Call it an intermission from winter if you will, but don’t expect the warmer-than-usual temperatures to last — at least not in Manitoba.
Speaking at Farm Credit Canada’s Ag Outlook in Winnipeg last week, meteorologist Mark Robinson said that this year’s El Niño is a weak one.
“Right across the country we’re seeing warmer-than-normal temperatures,” Robinson said. “But in Manitoba it’s going to be a fairly average, fairly normal year.”
El Niños are tied to elongated stretches of warm water that develop in the Pacific Ocean near the equator, but this year, that stretch of warm water is located farther out into the Pacific than usual. The result? A softened effect that won’t have much impact on the Central Plains.
The current warm spell Manitoba is enjoying is the result of warm, moist air being drawn up from the Gulf of Mexico, said the Weather Network meteorologist.
The cold snap before that, which caught many Manitobans off guard, was the result of frigid air flowing out of Siberia and over the Arctic Circle.
“Instead of blaming that one on America, which I love to do, you can blame that one on Russia,” Robinson said.
Where the El Niño effect will have a positive impact is how long weather systems stay in one place. While the Canadian Prairies saw weeks of below-normal temperatures last winter, it’s unlikely that systems will stay in place for extended periods this winter, he said. Instead, weather systems will move across the continent fairly quickly.
”So that’s good news,” Robinson said.
The weak El Niño also means that the extreme effects, such as drought and flooding, seen with intense or so-called “super El Niños” shouldn’t be a problem next summer.
Next spring however, may be a bit of a disappointment for Manitoba producers.
“That spring pattern is all important right now,” he said. “And right now what we’re thinking is that it’s going to be a bit of a cold, wet spring.”
Or in other words, a longer winter is in the works.
“Winter may extend a little bit further, it may be a bit more mild now, but as we get into springtime things are going to get a little bit worse, a little closer to what we saw last year, with sort of that extended winter, and that’s right now what we’re looking at,” said the forecaster.
But a long winter doesn’t necessarily translate into a poor growing season, he added, pointing to years like 2010 as an example of when a cold spring evolved into a warm fall.
A long winter does mean that if Manitoba sees severe weather next year — such as hail, tornadoes, windstorms or intense thunderstorms — it will likely happen in late June or even early July.
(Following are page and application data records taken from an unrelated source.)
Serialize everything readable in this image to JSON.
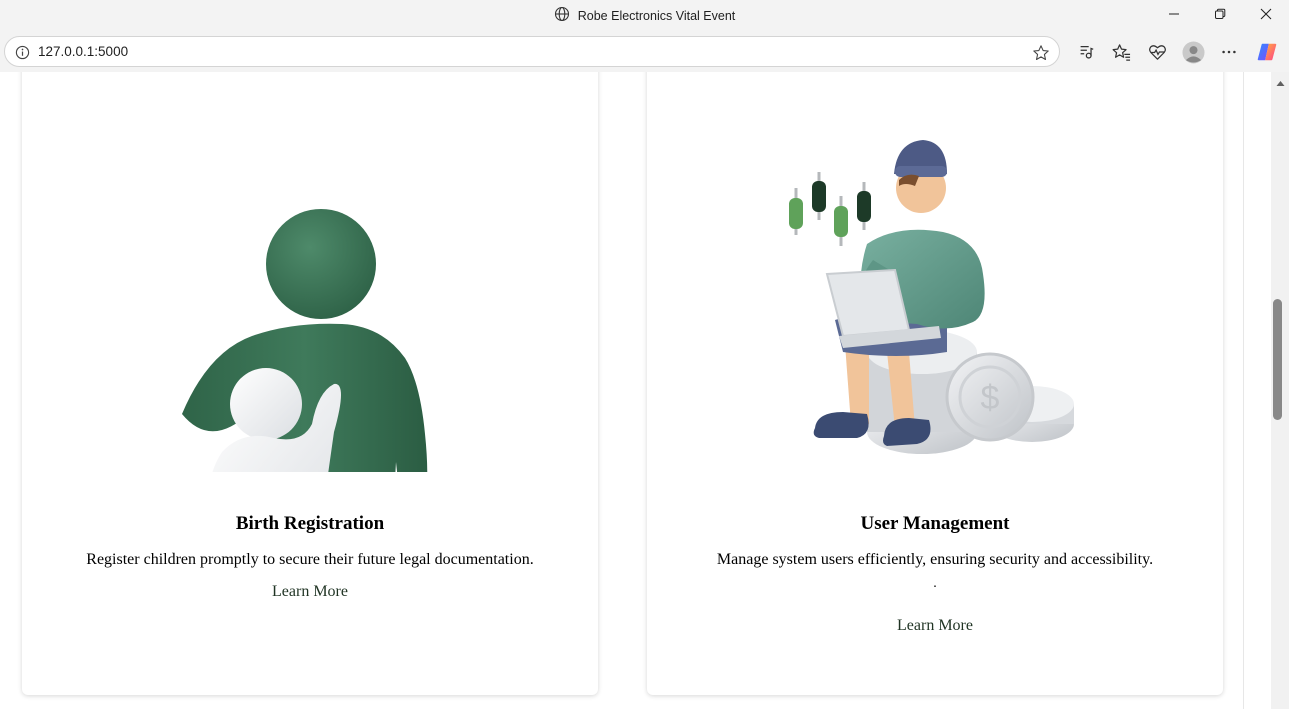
{
  "window": {
    "title": "Robe Electronics Vital Event",
    "globe_icon": "globe-icon",
    "controls": [
      "minimize-icon",
      "restore-icon",
      "close-icon"
    ]
  },
  "browser": {
    "url": "127.0.0.1:5000",
    "toolbar_icons": [
      "site-info-icon",
      "favorite-star-icon",
      "media-control-icon",
      "favorites-icon",
      "browser-essentials-icon",
      "profile-avatar-icon",
      "more-menu-icon",
      "copilot-icon"
    ]
  },
  "cards": [
    {
      "title": "Birth Registration",
      "description": "Register children promptly to secure their future legal documentation.",
      "link": "Learn More",
      "illustration": "parent-child-illustration"
    },
    {
      "title": "User Management",
      "description": "Manage system users efficiently, ensuring security and accessibility.",
      "extra_text": ".",
      "link": "Learn More",
      "illustration": "person-laptop-coins-illustration"
    }
  ],
  "colors": {
    "brand_green": "#3c7256",
    "hoodie_teal": "#6aa191",
    "link_text": "#1f3323",
    "chrome_bg": "#f3f3f3"
  }
}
But a lot can change over the next several months, Robinson added, noting a clearer picture of 2015’s spring weather will emerge by next March.
“I am a meteorologist, so that means I do get paid to get it wrong on a fairly regular basis,” he said laughing.